Athena Swan

aswan

*Breaking news!* The school of Biology has been awarded a Bronze Athena Swan award, recognising our progress in and plans for gender equality.

An Athena Swan award recognises a department’s commitment to making the department and the university workplace overall a more equal place for all staff.

The School of Biology Equality and Diversity Committe encourages everyone to participate in improving transparency and fairness at all stages of a scientific career. If you have suggestions for our School Action plan, please contact anyone on the committee. The committee meets monthly, and is keen to hear from all school members. The committee is currently working on a bronze application.

The Bronze University award recognises that the University overall has a solid foundation for eliminating gender bias and developing an inclusive culture that values all staff.
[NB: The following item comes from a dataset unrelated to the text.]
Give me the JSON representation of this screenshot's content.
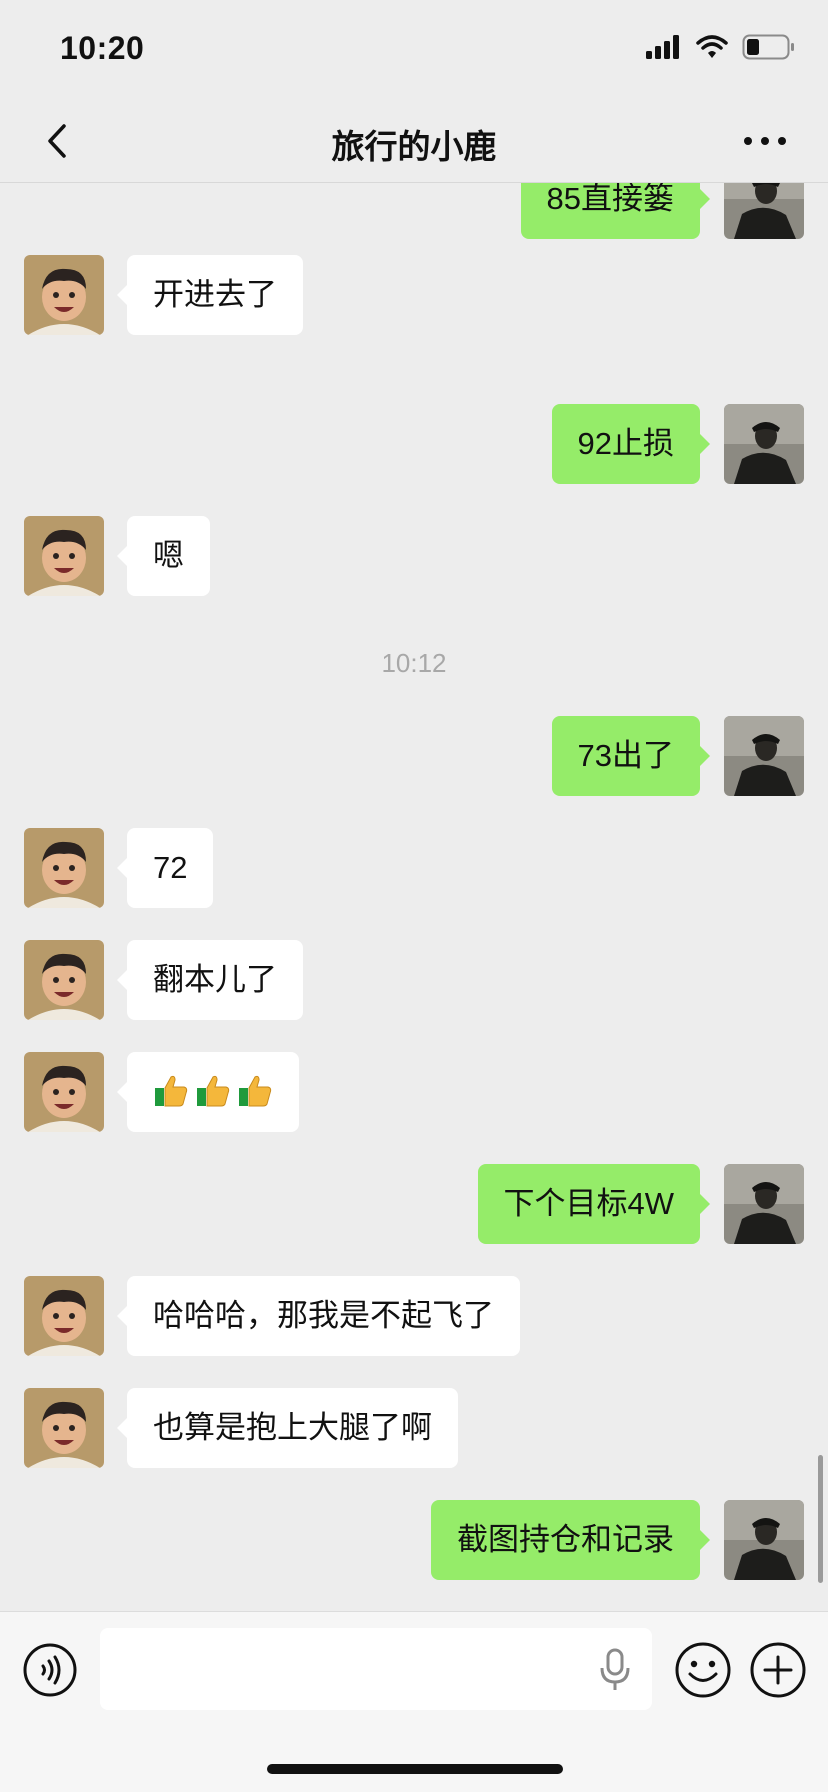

This includes:

  • an assessment of where the university is in quantitative (staff and student data) and qualitative (policies, practices, systems and arrangements) terms, which has identified both challenges and opportunities;
  • a plan that builds on the assessment, the activities that are already in place and what has been learnt from these; and
  • an organisation (the self-assessment team) to carry proposed actions forward

The committee has implemented many changes since its inception, these include encouraging Core Hours of between 10am and 3pm daily. It is recommended that regularly scheduled meetings and seminars are held within these core hours, to facilitate flexible working/ care arrangements. The committee is investigating promotion and training opportunities, improving induction, investigating female representation on committees, developing a workload model, improving networking in the school, improving leave and phased return from parental and illness leave, among many other aspects of life in the school of biology.

Dr Keelin Murray and Dr Nicki Cook, the postdoctoral representatives on the committee, ran a number of meetings with postdoctoral staff over the summer, in order to identify changes that can be made. The committee has taken the suggestions and comments on board, and worked them into an action plan for the coming months and years – one end result of these meetings was this site. In particular the meetings aimed to identify reasons for the fall-off in female representation past postdoctoral levels in the school.

The committee has also run a survey to evaluate people’s perception of the workplace, and a further one will follow in the Autumn/Winter semester.

The Women in Science site highlights women working in science in St Andrews. Here you can keep up to date with news from women in the university, see profiles of the women working in biology and chemistry, and those in senior or strategic roles. It also has links to job ads.

See Cambridge professor Tim Bussey and ScienceGrrl celebrate women in science with the release of She Blinded Me With Science

You can find out more about women in science, and in particular mothers in science, here.